+++ Data for this exercise

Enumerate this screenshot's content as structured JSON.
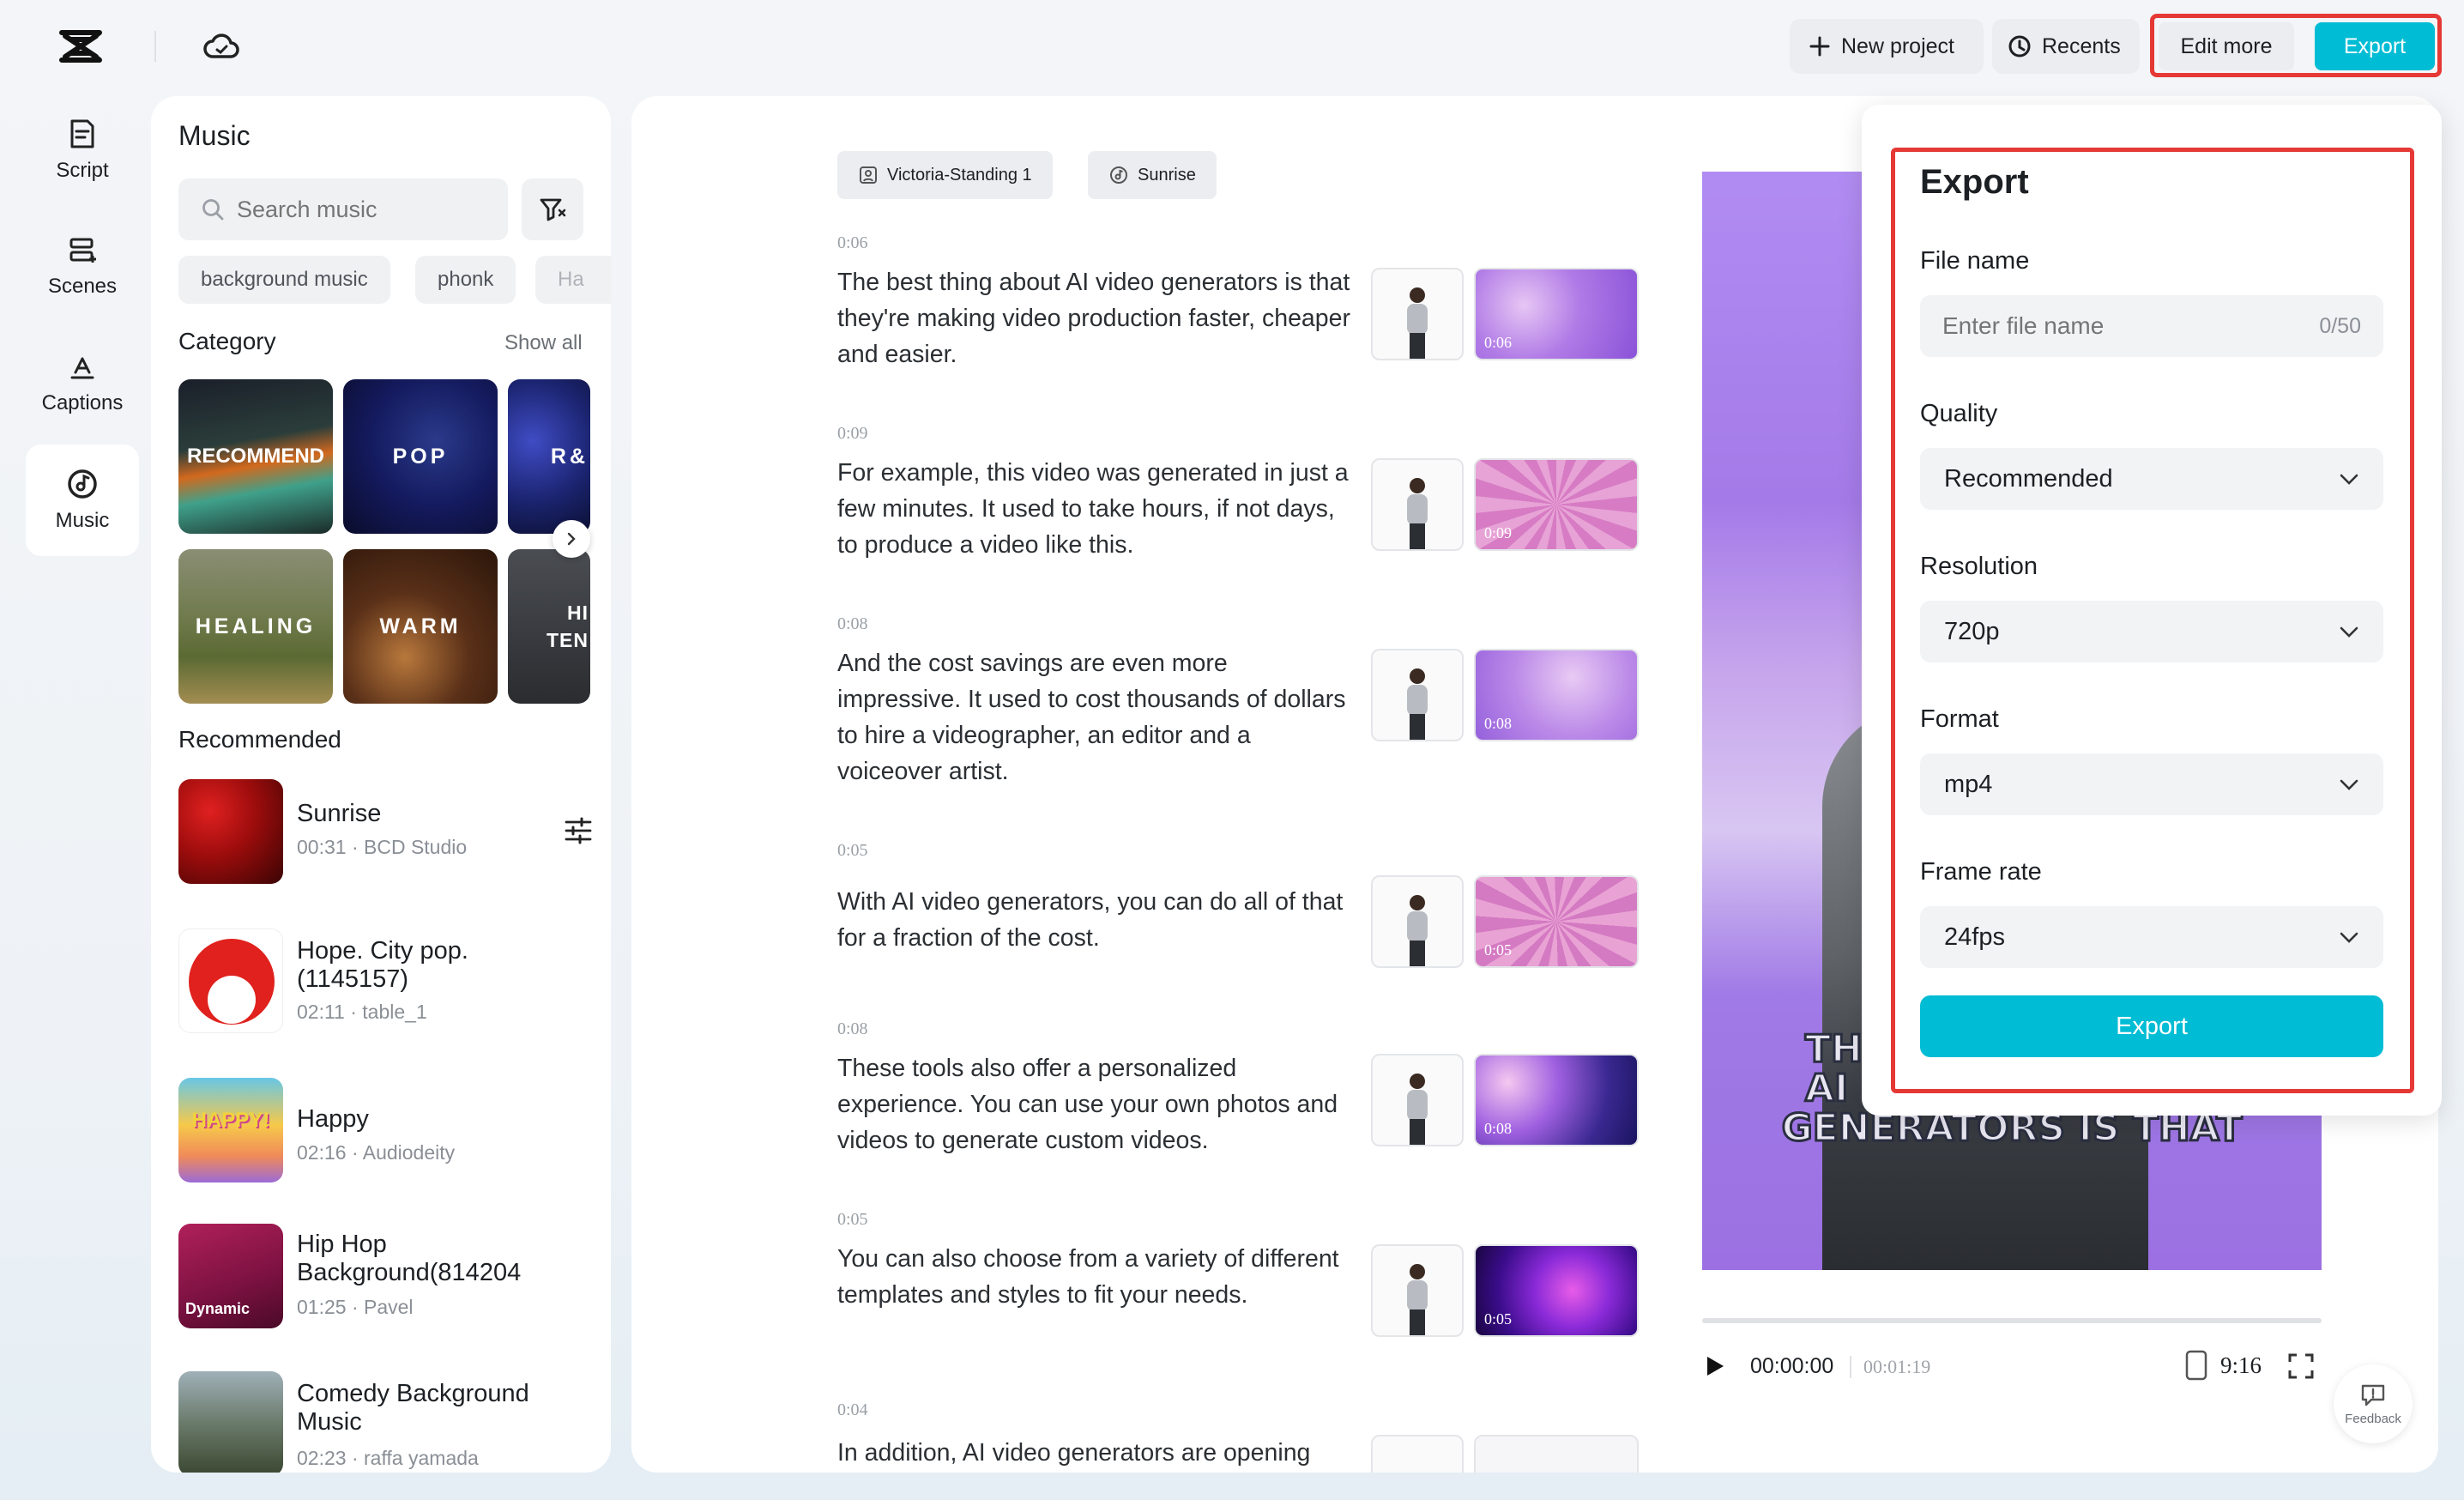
{
  "topbar": {
    "new_project": "New project",
    "recents": "Recents",
    "edit_more": "Edit more",
    "export": "Export"
  },
  "nav": [
    {
      "label": "Script",
      "icon": "script-icon"
    },
    {
      "label": "Scenes",
      "icon": "scenes-icon"
    },
    {
      "label": "Captions",
      "icon": "captions-icon"
    },
    {
      "label": "Music",
      "icon": "music-icon",
      "active": true
    }
  ],
  "music": {
    "title": "Music",
    "search_placeholder": "Search music",
    "chips": [
      "background music",
      "phonk",
      "Ha"
    ],
    "category_title": "Category",
    "show_all": "Show all",
    "categories": [
      "RECOMMEND",
      "POP",
      "R&",
      "HEALING",
      "WARM",
      "HI TEN"
    ],
    "recommended_title": "Recommended",
    "tracks": [
      {
        "name": "Sunrise",
        "meta": "00:31 · BCD Studio"
      },
      {
        "name": "Hope. City pop. (1145157)",
        "meta": "02:11 · table_1"
      },
      {
        "name": "Happy",
        "meta": "02:16 · Audiodeity",
        "thumb_text": "HAPPY!"
      },
      {
        "name": "Hip Hop Background(814204",
        "meta": "01:25 · Pavel",
        "thumb_text": "Dynamic"
      },
      {
        "name": "Comedy Background Music",
        "meta": "02:23 · raffa yamada"
      }
    ]
  },
  "script": {
    "avatar_tag": "Victoria-Standing 1",
    "music_tag": "Sunrise",
    "scenes": [
      {
        "time": "0:06",
        "text": "The best thing about AI video generators is that they're making video production faster, cheaper and easier."
      },
      {
        "time": "0:09",
        "text": "For example, this video was generated in just a few minutes. It used to take hours, if not days, to produce a video like this."
      },
      {
        "time": "0:08",
        "text": "And the cost savings are even more impressive. It used to cost thousands of dollars to hire a videographer, an editor and a voiceover artist."
      },
      {
        "time": "0:05",
        "text": "With AI video generators, you can do all of that for a fraction of the cost."
      },
      {
        "time": "0:08",
        "text": "These tools also offer a personalized experience. You can use your own photos and videos to generate custom videos."
      },
      {
        "time": "0:05",
        "text": "You can also choose from a variety of different templates and styles to fit your needs."
      },
      {
        "time": "0:04",
        "text": "In addition, AI video generators are opening"
      }
    ]
  },
  "preview": {
    "caption_line1": "TH",
    "caption_line2": "AI",
    "caption_line3": "GENERATORS IS THAT",
    "current_time": "00:00:00",
    "total_time": "00:01:19",
    "aspect": "9:16",
    "feedback": "Feedback"
  },
  "export_panel": {
    "title": "Export",
    "file_name_label": "File name",
    "file_name_placeholder": "Enter file name",
    "file_name_count": "0/50",
    "quality_label": "Quality",
    "quality_value": "Recommended",
    "resolution_label": "Resolution",
    "resolution_value": "720p",
    "format_label": "Format",
    "format_value": "mp4",
    "framerate_label": "Frame rate",
    "framerate_value": "24fps",
    "export_button": "Export"
  },
  "colors": {
    "accent": "#00bcd4",
    "highlight_border": "#e53935"
  }
}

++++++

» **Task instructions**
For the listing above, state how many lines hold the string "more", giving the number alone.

» **Completed task**
2